§ **Task item**: Every line below that holds the word "نیاز" must be listed.

[Stored records]

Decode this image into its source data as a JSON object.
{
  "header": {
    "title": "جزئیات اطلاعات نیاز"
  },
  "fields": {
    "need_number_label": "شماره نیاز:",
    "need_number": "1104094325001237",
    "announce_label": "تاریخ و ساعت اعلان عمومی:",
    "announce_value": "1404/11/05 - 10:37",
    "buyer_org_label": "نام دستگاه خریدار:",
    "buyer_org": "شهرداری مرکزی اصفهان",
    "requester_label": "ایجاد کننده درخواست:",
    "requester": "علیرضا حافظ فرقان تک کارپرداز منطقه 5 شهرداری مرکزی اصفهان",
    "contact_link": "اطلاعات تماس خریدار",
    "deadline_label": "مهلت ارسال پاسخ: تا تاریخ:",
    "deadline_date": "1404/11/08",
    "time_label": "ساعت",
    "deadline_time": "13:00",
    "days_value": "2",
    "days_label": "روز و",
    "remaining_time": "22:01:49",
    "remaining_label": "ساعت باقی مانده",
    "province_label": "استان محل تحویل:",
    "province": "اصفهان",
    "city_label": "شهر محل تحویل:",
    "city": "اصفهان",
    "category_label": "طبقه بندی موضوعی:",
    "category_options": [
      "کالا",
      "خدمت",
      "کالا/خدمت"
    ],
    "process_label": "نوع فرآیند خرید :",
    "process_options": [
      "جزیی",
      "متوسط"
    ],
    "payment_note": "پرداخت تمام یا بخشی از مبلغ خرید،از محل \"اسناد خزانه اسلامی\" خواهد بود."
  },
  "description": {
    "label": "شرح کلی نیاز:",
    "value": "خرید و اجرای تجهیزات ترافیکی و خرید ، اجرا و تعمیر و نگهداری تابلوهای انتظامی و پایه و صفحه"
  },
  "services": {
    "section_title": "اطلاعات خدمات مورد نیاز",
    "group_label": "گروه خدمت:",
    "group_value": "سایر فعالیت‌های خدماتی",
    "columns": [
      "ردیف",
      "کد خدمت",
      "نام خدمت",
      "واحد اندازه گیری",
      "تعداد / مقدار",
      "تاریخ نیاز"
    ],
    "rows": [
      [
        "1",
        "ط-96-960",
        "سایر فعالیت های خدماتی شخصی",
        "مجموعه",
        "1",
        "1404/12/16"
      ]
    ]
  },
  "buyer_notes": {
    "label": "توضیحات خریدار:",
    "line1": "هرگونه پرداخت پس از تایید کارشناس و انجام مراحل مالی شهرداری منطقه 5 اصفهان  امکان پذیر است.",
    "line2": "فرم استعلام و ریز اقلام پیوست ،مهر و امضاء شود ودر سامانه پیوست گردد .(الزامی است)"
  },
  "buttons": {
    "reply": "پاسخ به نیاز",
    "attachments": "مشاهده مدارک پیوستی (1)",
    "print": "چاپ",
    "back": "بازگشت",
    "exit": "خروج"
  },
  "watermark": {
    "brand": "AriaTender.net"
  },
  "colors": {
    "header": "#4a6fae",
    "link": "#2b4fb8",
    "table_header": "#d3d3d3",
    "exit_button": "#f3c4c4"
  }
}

§ **Answer for the task**:
    "title": "جزئیات اطلاعات نیاز"
    "need_number_label": "شماره نیاز:",
    "label": "شرح کلی نیاز:",
    "section_title": "اطلاعات خدمات مورد نیاز",
      "تاریخ نیاز"
    "reply": "پاسخ به نیاز",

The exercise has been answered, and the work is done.